Child playing with puppy
© fizkes - stock.adobe.com
There's no doubt that dogs can bring a whole lot of joy to a household. Our canine companions are loyal, caring, and offer unconditional love to every member of the family. Now, an interesting new study finds that a pet dog may also offer improved social and emotional well-being for children.

In a nutshell, the study concludes that young children living with at least one dog at home display far stronger emotional and social development than kids with no pups at home.

The research, conducted at the University of Western Australia in collaboration with the Telethon Kids Institute, includes 1,646 households (42%, or 686, of which own a dog) with at least one child between the ages of two and five. Each family was given a questionnaire to fill out.

Best friends with benefits

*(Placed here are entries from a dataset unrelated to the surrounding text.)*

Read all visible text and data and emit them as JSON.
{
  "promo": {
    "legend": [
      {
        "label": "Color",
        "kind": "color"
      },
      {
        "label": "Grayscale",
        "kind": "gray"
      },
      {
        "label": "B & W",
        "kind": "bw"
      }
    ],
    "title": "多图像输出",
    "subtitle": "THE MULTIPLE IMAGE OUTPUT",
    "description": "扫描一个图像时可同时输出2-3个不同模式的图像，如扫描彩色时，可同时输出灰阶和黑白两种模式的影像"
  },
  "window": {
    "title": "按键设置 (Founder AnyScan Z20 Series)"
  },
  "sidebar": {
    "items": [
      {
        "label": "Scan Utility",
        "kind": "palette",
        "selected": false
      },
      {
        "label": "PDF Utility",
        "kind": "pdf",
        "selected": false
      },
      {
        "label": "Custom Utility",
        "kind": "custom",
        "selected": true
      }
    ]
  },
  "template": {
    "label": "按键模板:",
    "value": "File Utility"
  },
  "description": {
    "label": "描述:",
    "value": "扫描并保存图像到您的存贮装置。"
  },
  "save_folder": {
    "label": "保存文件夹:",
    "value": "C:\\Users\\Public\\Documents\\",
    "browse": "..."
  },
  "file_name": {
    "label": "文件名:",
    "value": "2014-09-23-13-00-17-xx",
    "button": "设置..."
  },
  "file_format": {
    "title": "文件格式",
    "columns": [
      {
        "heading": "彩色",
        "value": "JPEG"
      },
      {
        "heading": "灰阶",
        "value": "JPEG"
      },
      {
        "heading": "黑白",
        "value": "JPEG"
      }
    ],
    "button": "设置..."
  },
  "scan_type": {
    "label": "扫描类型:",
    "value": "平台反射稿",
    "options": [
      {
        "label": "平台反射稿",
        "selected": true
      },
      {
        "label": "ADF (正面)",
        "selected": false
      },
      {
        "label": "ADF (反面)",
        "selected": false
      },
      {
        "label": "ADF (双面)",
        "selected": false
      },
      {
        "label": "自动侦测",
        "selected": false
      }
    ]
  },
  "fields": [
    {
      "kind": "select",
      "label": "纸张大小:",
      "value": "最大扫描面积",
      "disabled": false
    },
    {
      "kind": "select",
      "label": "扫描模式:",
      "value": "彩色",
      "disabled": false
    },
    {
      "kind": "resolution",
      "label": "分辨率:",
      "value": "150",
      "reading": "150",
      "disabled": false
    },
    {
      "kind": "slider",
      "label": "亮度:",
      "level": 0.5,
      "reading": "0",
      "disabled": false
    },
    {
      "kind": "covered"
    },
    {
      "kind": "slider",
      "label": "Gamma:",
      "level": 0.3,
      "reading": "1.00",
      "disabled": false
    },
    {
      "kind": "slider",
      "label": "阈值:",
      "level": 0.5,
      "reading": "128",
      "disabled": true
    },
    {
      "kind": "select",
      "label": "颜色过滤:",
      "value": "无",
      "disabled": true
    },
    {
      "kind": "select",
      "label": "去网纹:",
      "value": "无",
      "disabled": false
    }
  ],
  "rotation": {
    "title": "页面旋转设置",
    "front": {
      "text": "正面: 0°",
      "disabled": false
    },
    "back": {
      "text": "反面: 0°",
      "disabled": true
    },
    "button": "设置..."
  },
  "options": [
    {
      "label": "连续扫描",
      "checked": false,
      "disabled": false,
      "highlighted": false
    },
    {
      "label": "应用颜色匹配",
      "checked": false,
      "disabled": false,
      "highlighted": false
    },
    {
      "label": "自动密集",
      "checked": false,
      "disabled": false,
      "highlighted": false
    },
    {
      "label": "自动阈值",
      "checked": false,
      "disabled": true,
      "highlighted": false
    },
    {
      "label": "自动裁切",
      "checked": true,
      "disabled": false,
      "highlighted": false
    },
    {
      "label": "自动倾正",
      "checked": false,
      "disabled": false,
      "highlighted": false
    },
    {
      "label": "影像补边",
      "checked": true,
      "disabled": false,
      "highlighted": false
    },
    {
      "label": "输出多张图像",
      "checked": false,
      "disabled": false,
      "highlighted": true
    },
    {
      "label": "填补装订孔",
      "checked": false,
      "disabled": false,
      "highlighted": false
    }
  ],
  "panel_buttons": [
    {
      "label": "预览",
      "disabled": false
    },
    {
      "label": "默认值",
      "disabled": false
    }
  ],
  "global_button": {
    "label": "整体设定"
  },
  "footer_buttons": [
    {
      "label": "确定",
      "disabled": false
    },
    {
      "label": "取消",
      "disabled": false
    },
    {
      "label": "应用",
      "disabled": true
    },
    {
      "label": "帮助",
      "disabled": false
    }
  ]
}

To start, a number of additional factors were considered for each child, including age, gender, sleep routine, parents' education, and usual daily screen time. Using this data, researchers say that kids with a pet dog were 23% less likely to have problems with their emotions or social interactions with others than children with no dog at home.


Blindsight: A strange neurological condition that could help explain consciousness

Plant Consciousness
© YouTube/Unsplash
Imagine being completely blind but still being able to see. Does that sound impossible? Well, it happens. A few years ago, a man (let's call him Barry) suffered two strokes in quick succession. As a result, Barry was completely blind, and he walked with a stick.

One day, some psychologists placed Barry in a corridor full of obstacles like boxes and chairs. They took away his walking stick and told him to walk down the corridor. The result of this simple experiment would prove dramatic for our understanding of consciousness. Barry was able to navigate around the obstacles without tripping over a single one.

Barry has blindsight, an extremely rare condition that is as paradoxical as it sounds. People with blindsight consistently deny awareness of items in front of them, but they are capable of amazing feats, which demonstrate that, in some sense, they must be able to see them.

Comment: For more on the study of consciousness, check out SOTT radio's: